_Records to process_

---

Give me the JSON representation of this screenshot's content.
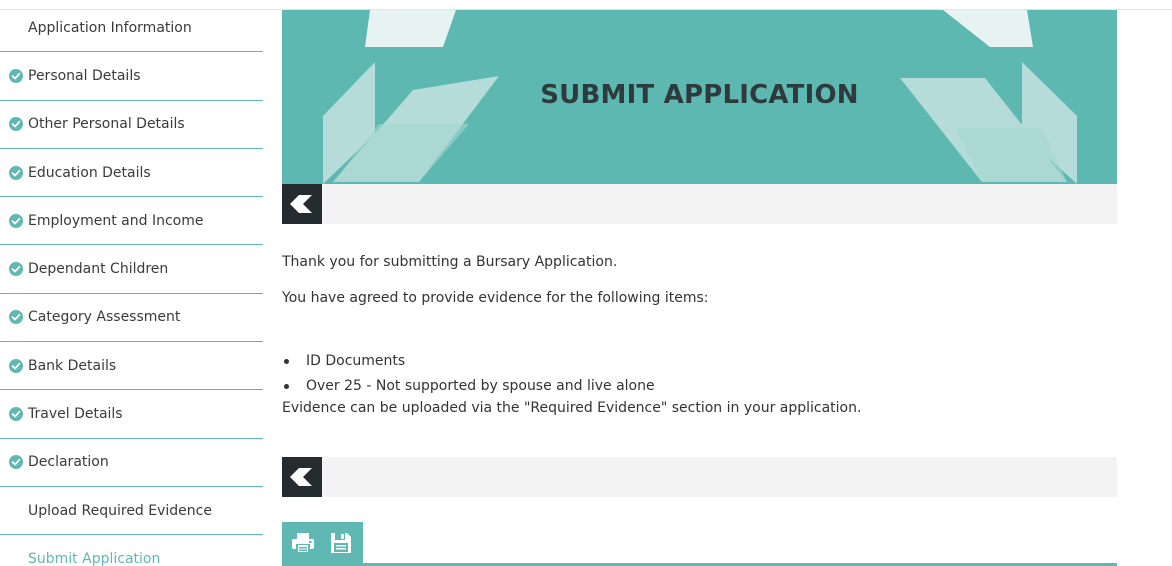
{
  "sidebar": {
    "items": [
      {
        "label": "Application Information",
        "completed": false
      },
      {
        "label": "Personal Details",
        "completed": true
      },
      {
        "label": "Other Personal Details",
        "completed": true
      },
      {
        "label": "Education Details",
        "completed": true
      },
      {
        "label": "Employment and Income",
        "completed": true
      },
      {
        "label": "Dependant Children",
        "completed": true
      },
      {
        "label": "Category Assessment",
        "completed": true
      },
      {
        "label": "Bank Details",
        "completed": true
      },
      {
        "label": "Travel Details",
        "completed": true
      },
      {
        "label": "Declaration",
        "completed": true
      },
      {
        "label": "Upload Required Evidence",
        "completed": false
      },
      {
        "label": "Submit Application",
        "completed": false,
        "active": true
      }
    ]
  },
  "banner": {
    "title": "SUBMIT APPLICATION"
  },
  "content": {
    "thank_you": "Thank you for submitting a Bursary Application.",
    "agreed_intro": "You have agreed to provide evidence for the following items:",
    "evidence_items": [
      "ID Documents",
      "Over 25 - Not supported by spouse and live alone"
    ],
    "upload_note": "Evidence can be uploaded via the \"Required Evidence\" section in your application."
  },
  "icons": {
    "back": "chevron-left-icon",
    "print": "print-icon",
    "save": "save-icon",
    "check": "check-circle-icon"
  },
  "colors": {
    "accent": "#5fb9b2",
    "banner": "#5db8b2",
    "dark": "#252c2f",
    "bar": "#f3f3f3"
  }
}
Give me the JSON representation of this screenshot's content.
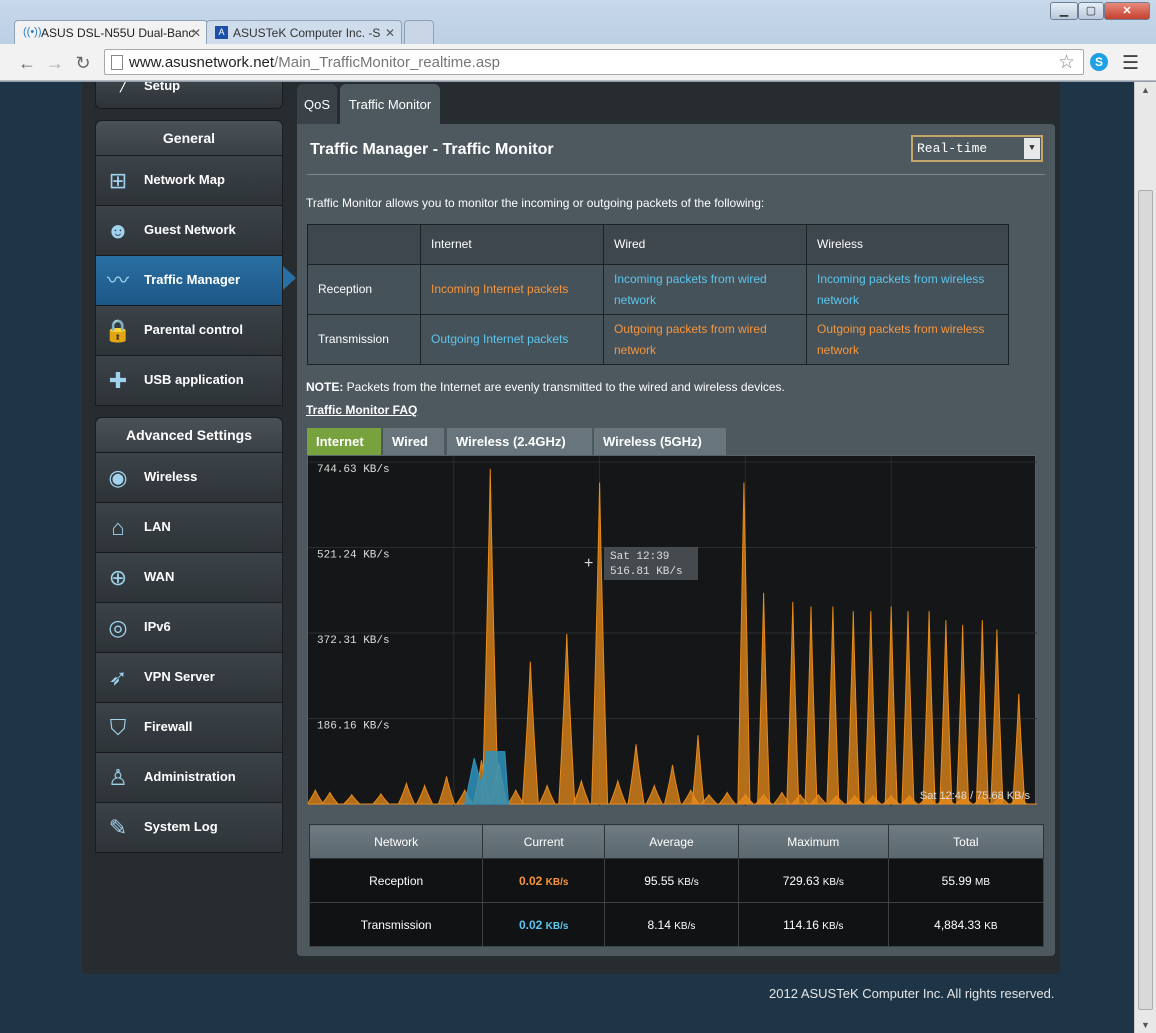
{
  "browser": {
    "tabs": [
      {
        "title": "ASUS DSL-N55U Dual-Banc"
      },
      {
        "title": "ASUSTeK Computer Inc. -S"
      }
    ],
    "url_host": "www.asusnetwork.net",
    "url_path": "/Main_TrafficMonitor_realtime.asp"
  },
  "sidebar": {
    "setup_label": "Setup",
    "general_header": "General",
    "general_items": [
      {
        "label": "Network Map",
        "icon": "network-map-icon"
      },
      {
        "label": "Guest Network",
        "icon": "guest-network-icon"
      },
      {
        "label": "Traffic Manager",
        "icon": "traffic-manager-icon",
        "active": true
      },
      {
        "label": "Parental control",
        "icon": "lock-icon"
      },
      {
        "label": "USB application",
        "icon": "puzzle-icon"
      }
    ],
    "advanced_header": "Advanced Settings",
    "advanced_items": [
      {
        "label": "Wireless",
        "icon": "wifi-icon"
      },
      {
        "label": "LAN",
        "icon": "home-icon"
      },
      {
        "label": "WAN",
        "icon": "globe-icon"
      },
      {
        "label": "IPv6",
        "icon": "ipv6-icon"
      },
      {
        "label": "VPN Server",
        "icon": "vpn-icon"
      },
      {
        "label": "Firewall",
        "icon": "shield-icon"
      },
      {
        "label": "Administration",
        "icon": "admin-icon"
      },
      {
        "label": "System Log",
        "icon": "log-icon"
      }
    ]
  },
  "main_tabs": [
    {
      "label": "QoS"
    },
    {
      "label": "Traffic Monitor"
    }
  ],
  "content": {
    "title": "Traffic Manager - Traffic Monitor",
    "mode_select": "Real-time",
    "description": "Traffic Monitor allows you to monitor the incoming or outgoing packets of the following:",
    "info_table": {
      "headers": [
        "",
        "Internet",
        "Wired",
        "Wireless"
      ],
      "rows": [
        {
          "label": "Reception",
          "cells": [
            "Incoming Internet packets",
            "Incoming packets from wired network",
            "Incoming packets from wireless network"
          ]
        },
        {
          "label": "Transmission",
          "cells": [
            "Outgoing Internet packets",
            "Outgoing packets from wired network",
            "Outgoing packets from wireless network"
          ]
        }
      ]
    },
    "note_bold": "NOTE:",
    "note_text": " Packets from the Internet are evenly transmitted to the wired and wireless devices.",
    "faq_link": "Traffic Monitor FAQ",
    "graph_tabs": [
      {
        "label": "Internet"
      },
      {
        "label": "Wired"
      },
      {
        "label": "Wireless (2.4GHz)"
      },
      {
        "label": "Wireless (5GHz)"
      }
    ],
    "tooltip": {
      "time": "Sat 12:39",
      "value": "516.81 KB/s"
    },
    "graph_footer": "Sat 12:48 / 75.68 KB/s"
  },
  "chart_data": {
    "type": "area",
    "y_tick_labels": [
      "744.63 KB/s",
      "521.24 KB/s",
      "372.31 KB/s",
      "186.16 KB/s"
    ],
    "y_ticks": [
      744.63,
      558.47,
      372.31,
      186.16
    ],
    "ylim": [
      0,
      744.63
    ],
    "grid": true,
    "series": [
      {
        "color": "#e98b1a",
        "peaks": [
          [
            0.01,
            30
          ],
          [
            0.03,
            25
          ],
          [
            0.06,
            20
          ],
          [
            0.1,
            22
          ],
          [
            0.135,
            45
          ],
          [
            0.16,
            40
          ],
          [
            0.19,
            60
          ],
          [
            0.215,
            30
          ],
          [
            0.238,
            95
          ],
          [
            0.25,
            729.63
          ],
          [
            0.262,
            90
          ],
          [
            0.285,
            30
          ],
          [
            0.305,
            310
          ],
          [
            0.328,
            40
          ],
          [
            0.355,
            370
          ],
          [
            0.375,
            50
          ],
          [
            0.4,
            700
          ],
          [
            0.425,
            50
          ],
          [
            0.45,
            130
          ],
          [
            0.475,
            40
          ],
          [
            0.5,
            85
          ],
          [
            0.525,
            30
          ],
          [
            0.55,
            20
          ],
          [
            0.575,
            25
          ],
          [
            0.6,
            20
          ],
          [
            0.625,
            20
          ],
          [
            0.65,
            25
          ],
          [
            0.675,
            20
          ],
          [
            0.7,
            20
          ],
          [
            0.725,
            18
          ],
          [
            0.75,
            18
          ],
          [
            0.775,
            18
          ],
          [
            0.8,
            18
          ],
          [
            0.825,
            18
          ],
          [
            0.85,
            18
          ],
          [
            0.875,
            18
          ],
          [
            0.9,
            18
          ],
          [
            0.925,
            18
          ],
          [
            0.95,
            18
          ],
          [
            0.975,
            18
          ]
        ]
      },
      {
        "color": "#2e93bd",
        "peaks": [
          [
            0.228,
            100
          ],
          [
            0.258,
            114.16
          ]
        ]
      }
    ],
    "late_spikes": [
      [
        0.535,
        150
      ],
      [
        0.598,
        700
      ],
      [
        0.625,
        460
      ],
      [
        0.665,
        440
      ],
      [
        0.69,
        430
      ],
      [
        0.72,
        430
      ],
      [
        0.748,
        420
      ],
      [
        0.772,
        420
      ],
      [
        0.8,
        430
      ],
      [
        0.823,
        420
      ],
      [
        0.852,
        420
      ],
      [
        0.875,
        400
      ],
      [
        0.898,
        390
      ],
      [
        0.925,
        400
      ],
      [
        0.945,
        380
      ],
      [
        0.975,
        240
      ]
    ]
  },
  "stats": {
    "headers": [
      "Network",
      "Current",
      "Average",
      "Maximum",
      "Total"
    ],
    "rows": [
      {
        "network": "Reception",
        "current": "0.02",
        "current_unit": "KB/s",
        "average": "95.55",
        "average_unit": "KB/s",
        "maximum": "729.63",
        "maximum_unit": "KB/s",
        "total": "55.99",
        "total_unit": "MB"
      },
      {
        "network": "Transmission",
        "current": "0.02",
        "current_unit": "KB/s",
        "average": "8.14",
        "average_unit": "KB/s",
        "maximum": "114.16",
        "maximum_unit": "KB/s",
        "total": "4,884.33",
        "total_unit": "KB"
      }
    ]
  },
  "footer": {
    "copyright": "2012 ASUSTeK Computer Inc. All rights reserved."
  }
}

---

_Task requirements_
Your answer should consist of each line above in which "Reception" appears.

_Exercise result_
          "label": "Reception",
        "network": "Reception",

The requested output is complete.